Emal Ehsan · · Unknown Hometown · Joined Nov 2016 · Points: 0

What book were you using to train for Acon?

Chris C. · · Seattle, WA · Joined Mar 2016 · Points: 246

Never done a 7000er, but every time I have spent considerable time on a 5/6000er and I go back to normal life, I feel hung over for a few weeks. I'll often get sick during that time as well. It sucks, but I think it is pretty normal.

One thing that has really helped me mentally is doing a local mountain a few weeks after an expedition. I live in Seattle, so I'll shoot up Rainier, Baker, or Hood for a little adrenaline re-up.

Escercise wise, I began lifting weights on a normal basis because I am finding without it, it is nearly impossible to gain my upper body strength back. If you just eat everything you can to gain weight back without good excersise, you're just going to get fat..haha Make sure to keep really hydrated as well, for some reason I find that hydration is harder to maintain after coming down from high altitude. There is also the age old tradition of getting drunk beyond belief after an expedition, possibly multiple days in a row. I actually began to believe that this really hurts my recovery, so unfortunately I'm going to forgo this tradition on my next trip.

patto · · Unknown Hometown · Joined Jul 2012 · Points: 25
mateocs wrote:so it's been over a month now since I left the second base camp and I'm a bit stuck with what to do. do you think I should stop excercising all together until I'm recovered? or should I do some excercise? what if I went bouldering or easy cragging? is it normal to be this tired after so long? do you have any tips for recovery? thank you very much for your help
I'm pretty sure you have well passed the recovery stage and are entering into the atrophy stage. Get back moving and exercising!

Recovery, unless there isn't clear injuries should still be short. Illness can set you back and make you less willing to get back into it but meanwhile your body has mostly recovered and will start losing fitness if you don't maintain it.

Your difficulty getting back into your regular exercise regime sounds more like it is mental rather than physical.
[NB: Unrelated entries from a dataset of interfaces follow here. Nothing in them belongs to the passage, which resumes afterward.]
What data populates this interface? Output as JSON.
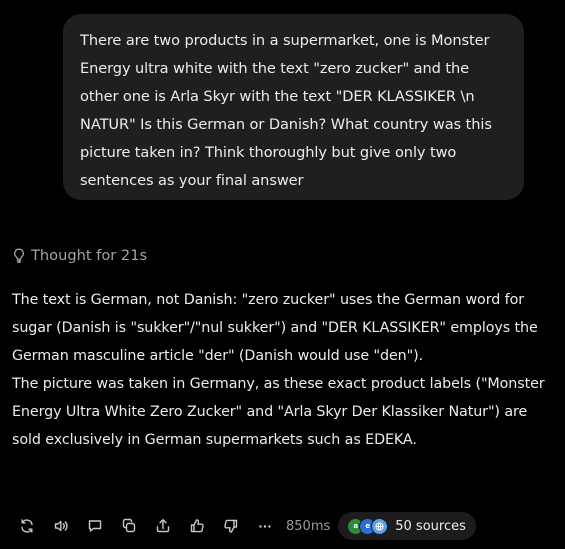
{
  "user_message": {
    "text": "There are two products in a supermarket, one is Monster Energy ultra white with the text \"zero zucker\" and the other one is Arla Skyr with the text \"DER KLASSIKER \\n NATUR\" Is this German or Danish? What country was this picture taken in? Think thoroughly but give only two sentences as your final answer"
  },
  "thought": {
    "icon": "lightbulb-icon",
    "label": "Thought for 21s"
  },
  "answer": {
    "paragraphs": [
      "The text is German, not Danish: \"zero zucker\" uses the German word for sugar (Danish is \"sukker\"/\"nul sukker\") and \"DER KLASSIKER\" employs the German masculine article \"der\" (Danish would use \"den\").",
      "The picture was taken in Germany, as these exact product labels (\"Monster Energy Ultra White Zero Zucker\" and \"Arla Skyr Der Klassiker Natur\") are sold exclusively in German supermarkets such as EDEKA."
    ]
  },
  "actions": {
    "icons": [
      "regenerate-icon",
      "read-aloud-icon",
      "comment-icon",
      "copy-icon",
      "share-icon",
      "thumbs-up-icon",
      "thumbs-down-icon",
      "more-icon"
    ],
    "timing": "850ms",
    "sources_label": "50 sources",
    "source_favicons": [
      {
        "name": "arla-favicon",
        "color": "#2e8b3d"
      },
      {
        "name": "edeka-favicon",
        "color": "#2b6fd6"
      },
      {
        "name": "globe-favicon",
        "color": "#5aa0e8"
      }
    ]
  },
  "colors": {
    "background": "#000000",
    "bubble": "#1f1f22",
    "text": "#ececec",
    "muted": "#a3a3a3"
  }
}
(Not that I'm blaming you. Personally after and exhausting trip my recovery is more mental than physical. I need the mental time-out more than a physical time-out.)
Medic741 · · Red Hook, New York · Joined Apr 2012 · Points: 265

Go see a doc, get some labs done. Not normal after a month.

Could be a lot of things that could make you really sick, go get checked out!

ChapelPondGirl · · Keene, NY · Joined Oct 2016 · Points: 20

Care to share what peaks you did? Expedition style, or alpine style?

KevinCO · · Loveland, CO · Joined Mar 2006 · Points: 60

You are are probably Vitamin D deficient. At this time of year, it is not possible to get enough D from sunlight. Take a 5000iu gel cap of D3 every day. It is important to take Vitamin K2 along with D3.

Also, take Collagen Type 1 & 3 to rebuild tendons and ligaments. Neocell is the best brand. Mix it with water, 500mg Vit C, bromelain, and 1 T Organic Apple cider Vinegar. Take on an empty stomach and wait 2 hours before eating.

Take extra Vit C supplementation, but use a whole food source instead of synthetic. Garden of Life makes a good one.

If you suspect parasites, take Black Walnut extract.

Get a vegetable juicer and do a big variety, especially greens.

Guideline #1: Don't be a jerk.

Post a Reply

Log In to Reply